What needs to be done: How many lines in the records below contain the word "this"? Answer with the number and nothing else.

Data excerpts:
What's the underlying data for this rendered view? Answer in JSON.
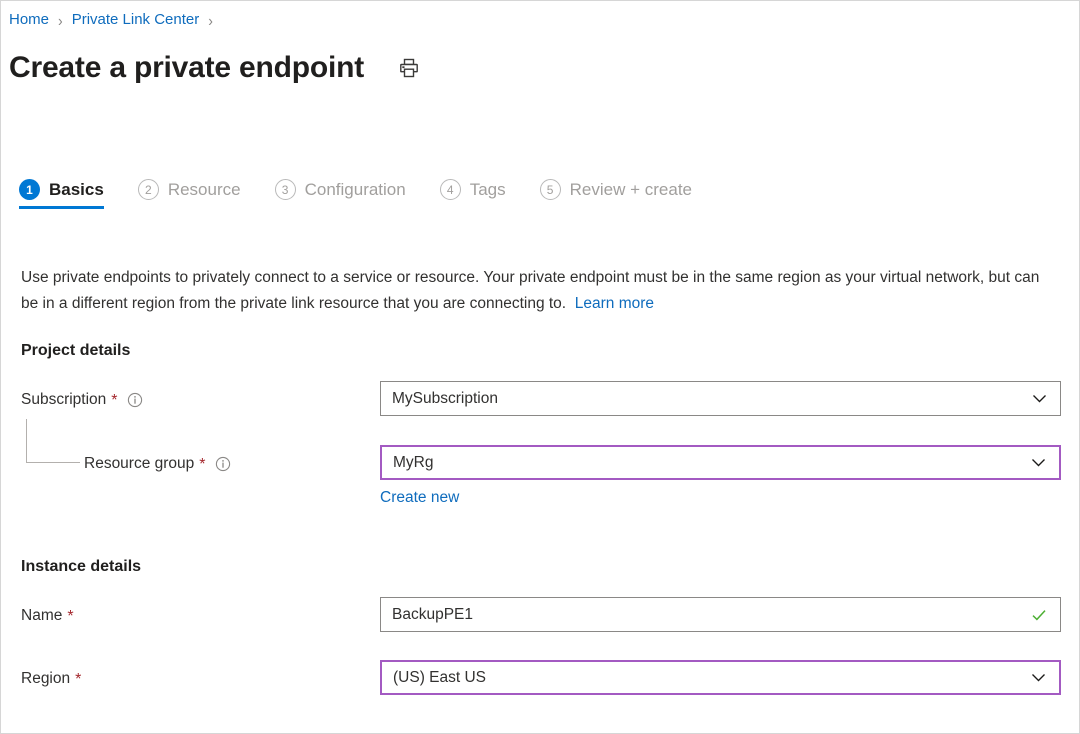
{
  "breadcrumb": {
    "items": [
      {
        "label": "Home"
      },
      {
        "label": "Private Link Center"
      }
    ],
    "separator": "›"
  },
  "header": {
    "title": "Create a private endpoint",
    "print_icon": "printer-icon"
  },
  "wizard": {
    "tabs": [
      {
        "num": "1",
        "label": "Basics",
        "active": true
      },
      {
        "num": "2",
        "label": "Resource",
        "active": false
      },
      {
        "num": "3",
        "label": "Configuration",
        "active": false
      },
      {
        "num": "4",
        "label": "Tags",
        "active": false
      },
      {
        "num": "5",
        "label": "Review + create",
        "active": false
      }
    ]
  },
  "description": {
    "text": "Use private endpoints to privately connect to a service or resource. Your private endpoint must be in the same region as your virtual network, but can be in a different region from the private link resource that you are connecting to.",
    "learn_more": "Learn more"
  },
  "project_details": {
    "heading": "Project details",
    "subscription": {
      "label": "Subscription",
      "required": "*",
      "info_icon": "info-icon",
      "value": "MySubscription",
      "chevron_icon": "chevron-down-icon"
    },
    "resource_group": {
      "label": "Resource group",
      "required": "*",
      "info_icon": "info-icon",
      "value": "MyRg",
      "chevron_icon": "chevron-down-icon",
      "create_new": "Create new"
    }
  },
  "instance_details": {
    "heading": "Instance details",
    "name": {
      "label": "Name",
      "required": "*",
      "value": "BackupPE1",
      "valid_icon": "checkmark-icon"
    },
    "region": {
      "label": "Region",
      "required": "*",
      "value": "(US) East US",
      "chevron_icon": "chevron-down-icon"
    }
  },
  "colors": {
    "link": "#0f6cbd",
    "accent": "#0078d4",
    "required": "#a4262c",
    "modified_border": "#a35ac2",
    "valid": "#4caf32",
    "inactive": "#a19f9d"
  }
}
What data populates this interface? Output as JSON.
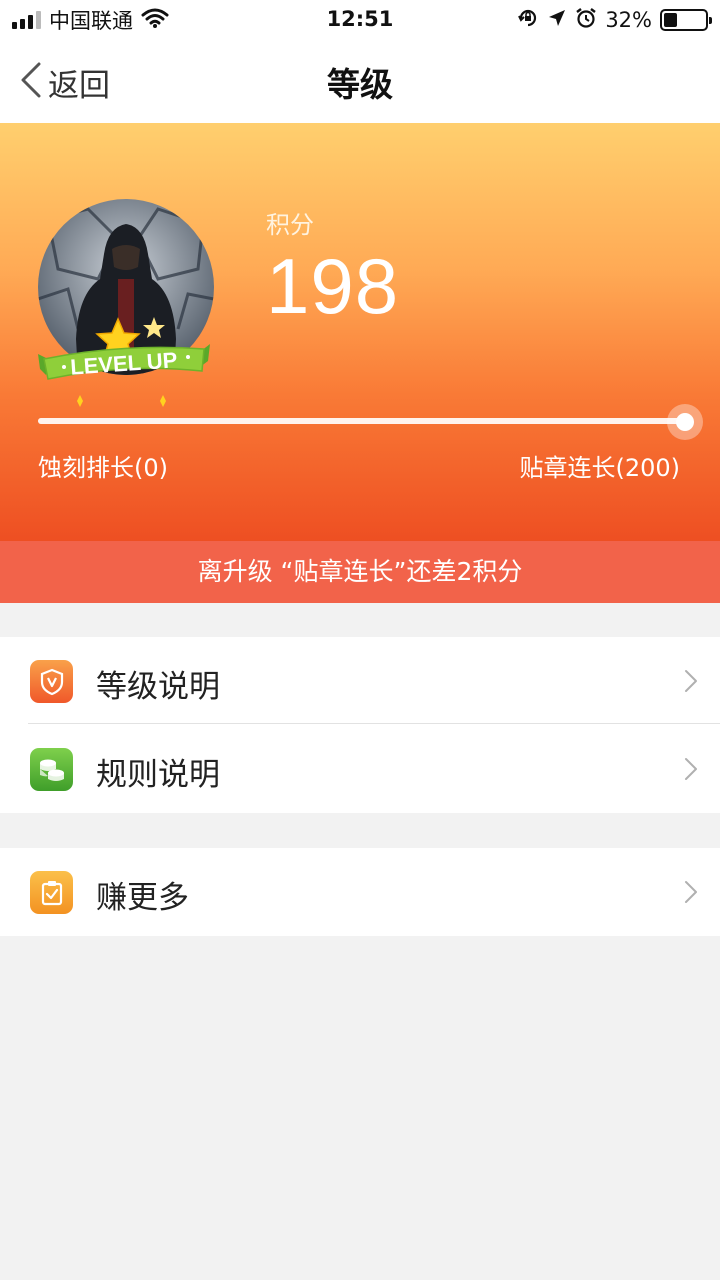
{
  "status_bar": {
    "carrier": "中国联通",
    "time": "12:51",
    "battery_percent": "32%",
    "battery_level": 0.32,
    "icons": [
      "wifi-icon",
      "rotation-lock-icon",
      "location-arrow-icon",
      "alarm-icon",
      "battery-icon"
    ]
  },
  "nav": {
    "back_label": "返回",
    "title": "等级"
  },
  "hero": {
    "score_label": "积分",
    "score_value": "198",
    "badge_text": "LEVEL UP",
    "progress": {
      "current": 198,
      "max": 200,
      "fraction": 0.99
    },
    "current_level": "蚀刻排长(0)",
    "next_level": "贴章连长(200)",
    "colors": {
      "gradient_top": "#ffcf6e",
      "gradient_bottom": "#ee4f22",
      "badge_green": "#8fcf3a"
    }
  },
  "hint": "离升级 “贴章连长”还差2积分",
  "menu": {
    "group1": [
      {
        "label": "等级说明",
        "icon": "shield-v-icon",
        "color": "#f26a2e"
      },
      {
        "label": "规则说明",
        "icon": "coins-icon",
        "color": "#5cb83a"
      }
    ],
    "group2": [
      {
        "label": "赚更多",
        "icon": "clipboard-check-icon",
        "color": "#f7a531"
      }
    ]
  }
}
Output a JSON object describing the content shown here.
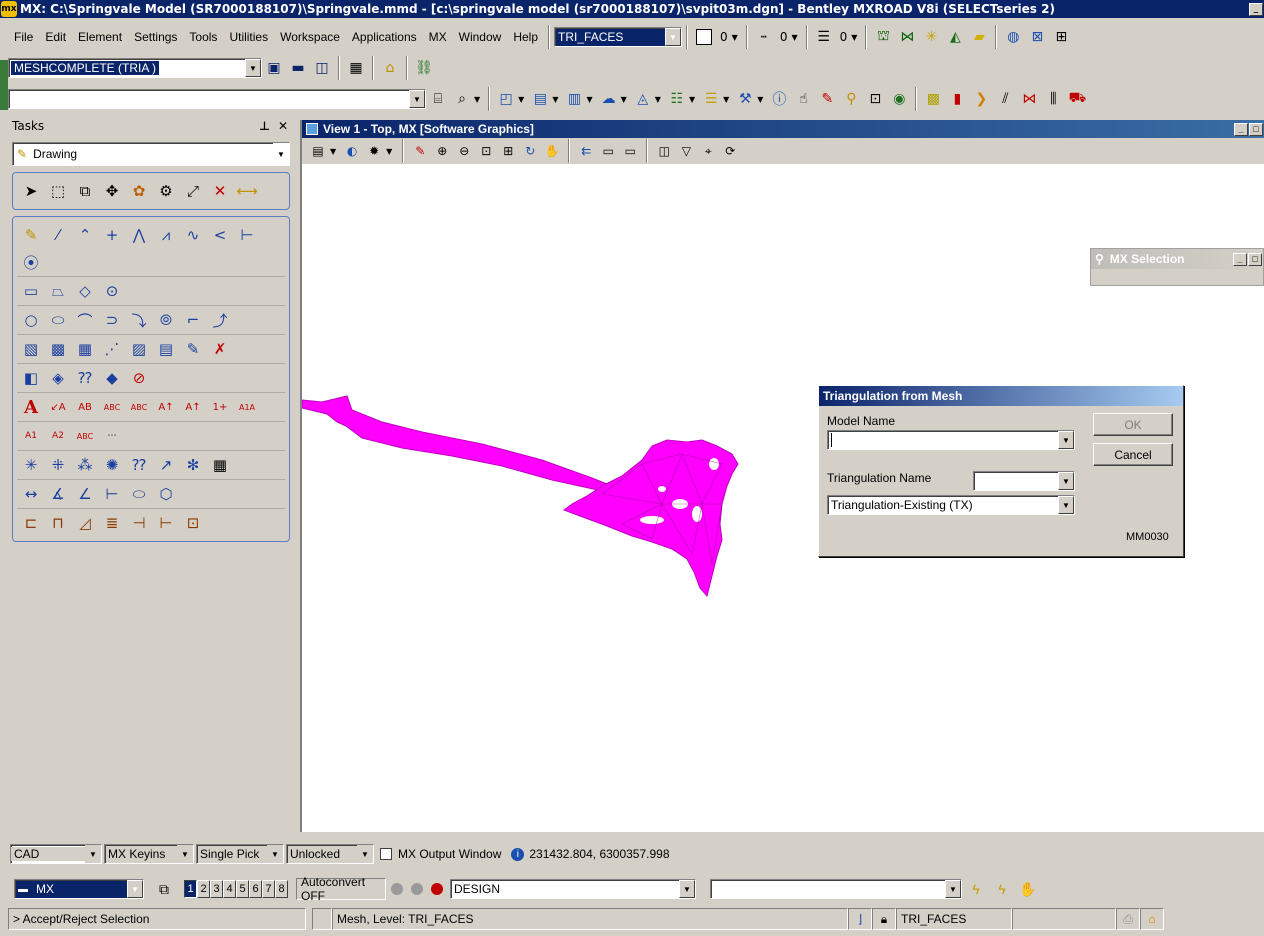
{
  "app": {
    "title": "MX: C:\\Springvale Model (SR7000188107)\\Springvale.mmd - [c:\\springvale model (sr7000188107)\\svpit03m.dgn] - Bentley MXROAD V8i (SELECTseries 2)",
    "icon_text": "mx"
  },
  "menu": [
    "File",
    "Edit",
    "Element",
    "Settings",
    "Tools",
    "Utilities",
    "Workspace",
    "Applications",
    "MX",
    "Window",
    "Help"
  ],
  "attributes": {
    "level": "TRI_FACES",
    "color": "0",
    "style": "0",
    "weight": "0"
  },
  "model_combo": "MESHCOMPLETE (TRIA )",
  "keyin_combo": "",
  "tasks": {
    "title": "Tasks",
    "pin": "ⰾ",
    "close": "✕",
    "current": "Drawing"
  },
  "view": {
    "title": "View 1 - Top, MX [Software Graphics]"
  },
  "mx_selection": {
    "title": "MX Selection"
  },
  "dialog": {
    "title": "Triangulation from Mesh",
    "model_name_label": "Model Name",
    "model_name_value": "",
    "triangulation_name_label": "Triangulation Name",
    "triangulation_name_value": "",
    "triangulation_type_value": "Triangulation-Existing (TX)",
    "ok_label": "OK",
    "cancel_label": "Cancel",
    "code": "MM0030"
  },
  "bottom": {
    "cad": "CAD",
    "keyins": "MX Keyins",
    "pick": "Single Pick",
    "lock": "Unlocked",
    "output_window": "MX Output Window",
    "coords": "231432.804, 6300357.998",
    "workspace": "MX",
    "views": [
      "1",
      "2",
      "3",
      "4",
      "5",
      "6",
      "7",
      "8"
    ],
    "autoconvert": "Autoconvert OFF",
    "design": "DESIGN",
    "right_combo": ""
  },
  "status": {
    "prompt": "> Accept/Reject Selection",
    "message": "Mesh, Level: TRI_FACES",
    "level": "TRI_FACES"
  },
  "colors": {
    "mesh": "#ff00ff",
    "titlebar": "#0a246a"
  }
}
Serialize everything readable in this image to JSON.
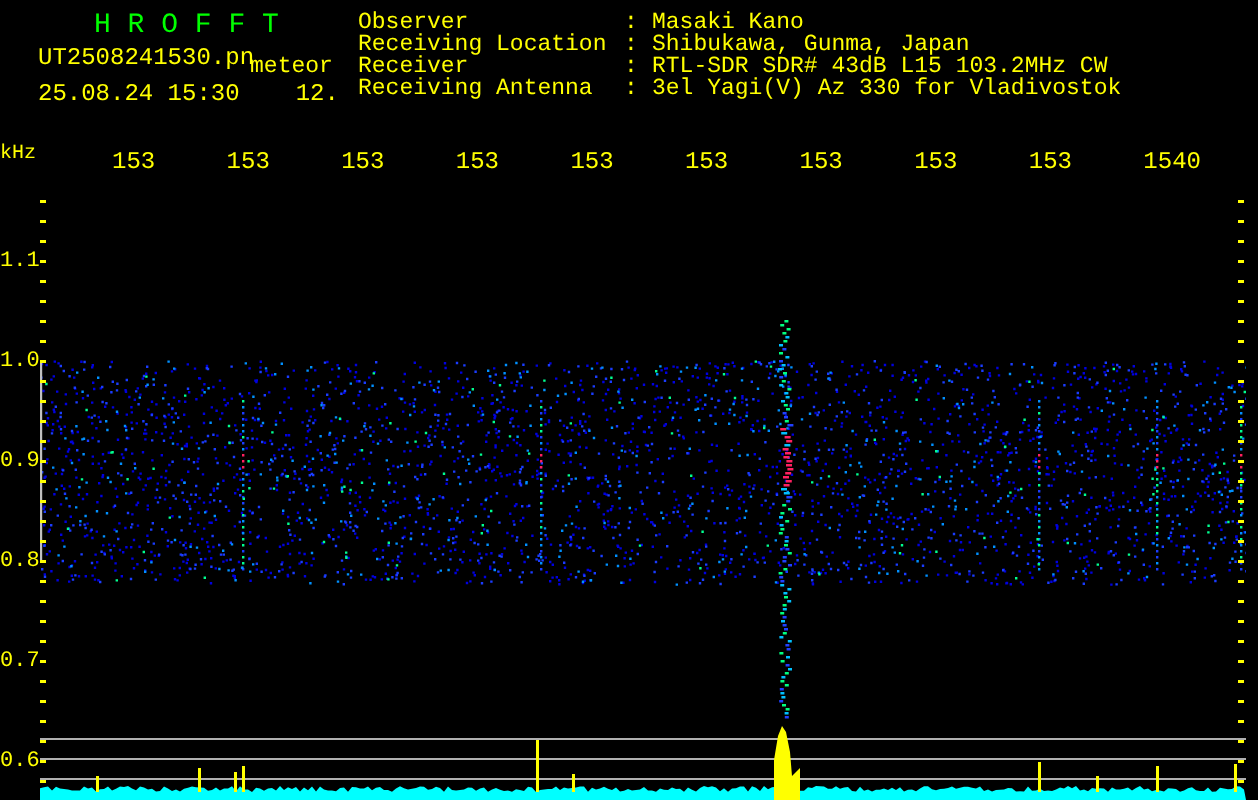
{
  "header": {
    "logo": "H R O F F T",
    "filename": "UT2508241530.pn",
    "mode": "meteor",
    "timestamp": "25.08.24 15:30",
    "count": "12."
  },
  "station": [
    {
      "label": "Observer",
      "separator": ":",
      "value": "Masaki Kano"
    },
    {
      "label": "Receiving Location",
      "separator": ":",
      "value": "Shibukawa, Gunma, Japan"
    },
    {
      "label": "Receiver",
      "separator": ":",
      "value": "RTL-SDR SDR# 43dB L15 103.2MHz CW"
    },
    {
      "label": "Receiving Antenna",
      "separator": ":",
      "value": "3el Yagi(V) Az 330 for Vladivostok"
    }
  ],
  "frequency_axis": {
    "unit": "kHz",
    "ticks": [
      "153",
      "153",
      "153",
      "153",
      "153",
      "153",
      "153",
      "153",
      "153",
      "1540"
    ]
  },
  "amplitude_axis": {
    "ticks": [
      "1.1",
      "1.0",
      "0.9",
      "0.8",
      "0.7",
      "0.6"
    ]
  }
}
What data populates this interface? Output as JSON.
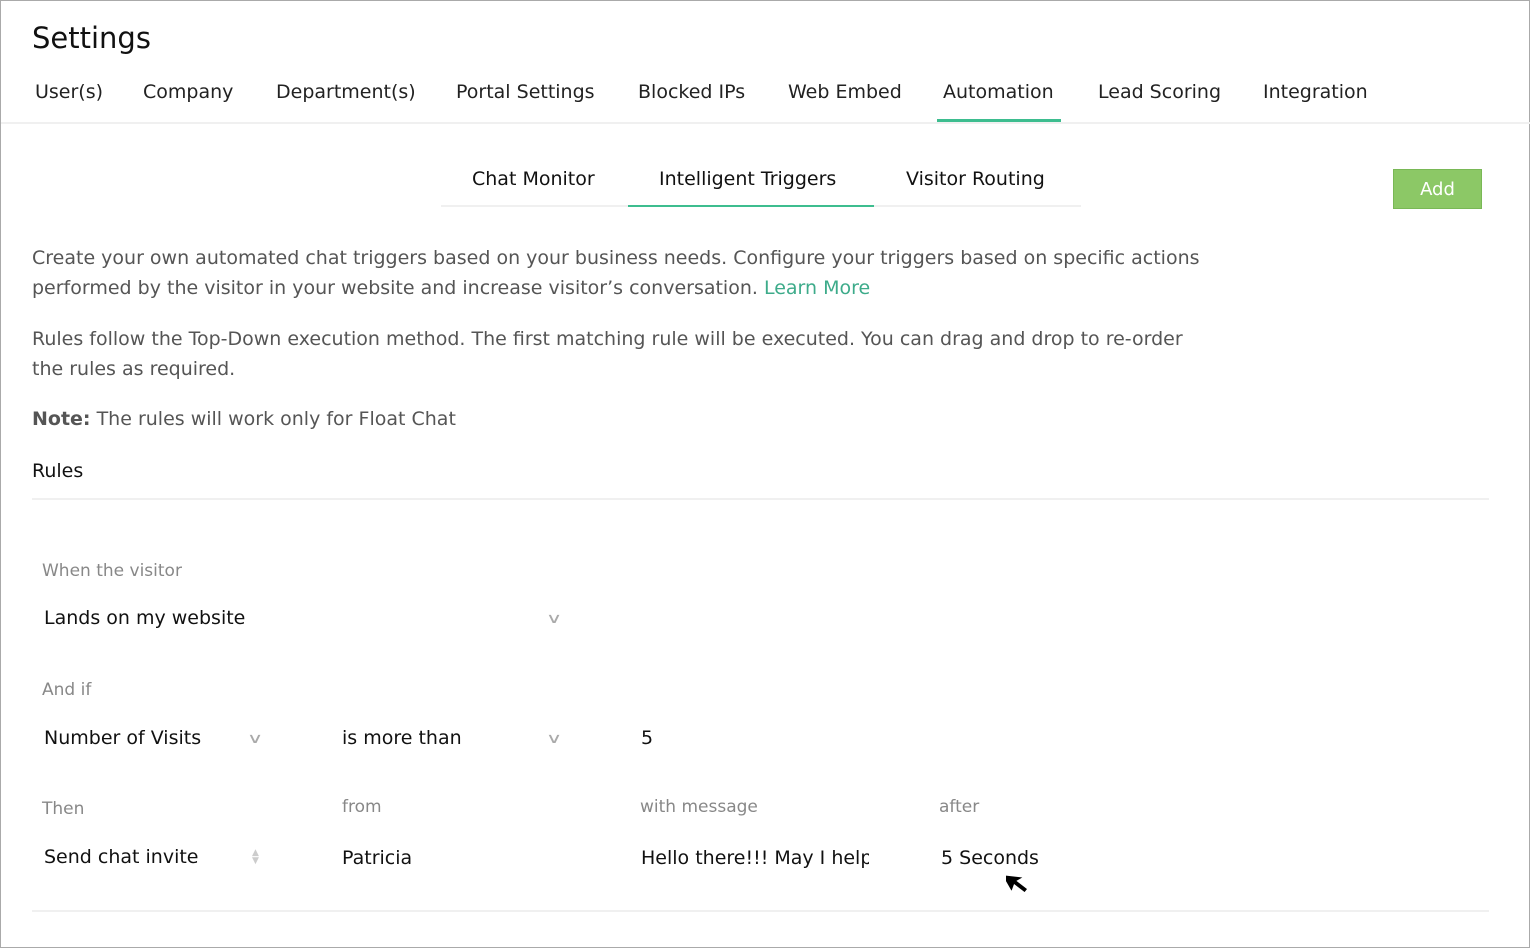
{
  "header": {
    "title": "Settings"
  },
  "main_tabs": [
    {
      "label": "User(s)"
    },
    {
      "label": "Company"
    },
    {
      "label": "Department(s)"
    },
    {
      "label": "Portal Settings"
    },
    {
      "label": "Blocked IPs"
    },
    {
      "label": "Web Embed"
    },
    {
      "label": "Automation",
      "active": true
    },
    {
      "label": "Lead Scoring"
    },
    {
      "label": "Integration"
    }
  ],
  "sub_tabs": [
    {
      "label": "Chat Monitor"
    },
    {
      "label": "Intelligent Triggers",
      "active": true
    },
    {
      "label": "Visitor Routing"
    }
  ],
  "add_label": "Add",
  "description": {
    "line1": "Create your own automated chat triggers based on your business needs. Configure your triggers based on specific actions performed by the visitor in your website and increase visitor’s conversation.",
    "learn_more": "Learn More",
    "rules_info": "Rules follow the Top-Down execution method. The first matching rule will be executed. You can drag and drop to re-order the rules as required.",
    "note_label": "Note:",
    "note_text": " The rules will work only for Float Chat"
  },
  "rules_title": "Rules",
  "rule": {
    "when_label": "When the visitor",
    "when_value": "Lands on my website",
    "andif_label": "And if",
    "condition_field": "Number of Visits",
    "condition_operator": "is more than",
    "condition_value": "5",
    "then_label": "Then",
    "then_value": "Send chat invite",
    "from_label": "from",
    "from_value": "Patricia",
    "message_label": "with message",
    "message_value": "Hello there!!! May I help",
    "after_label": "after",
    "after_value": "5 Seconds"
  },
  "colors": {
    "accent": "#3dbd8f",
    "add_button": "#8cc866"
  }
}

Task solution: 4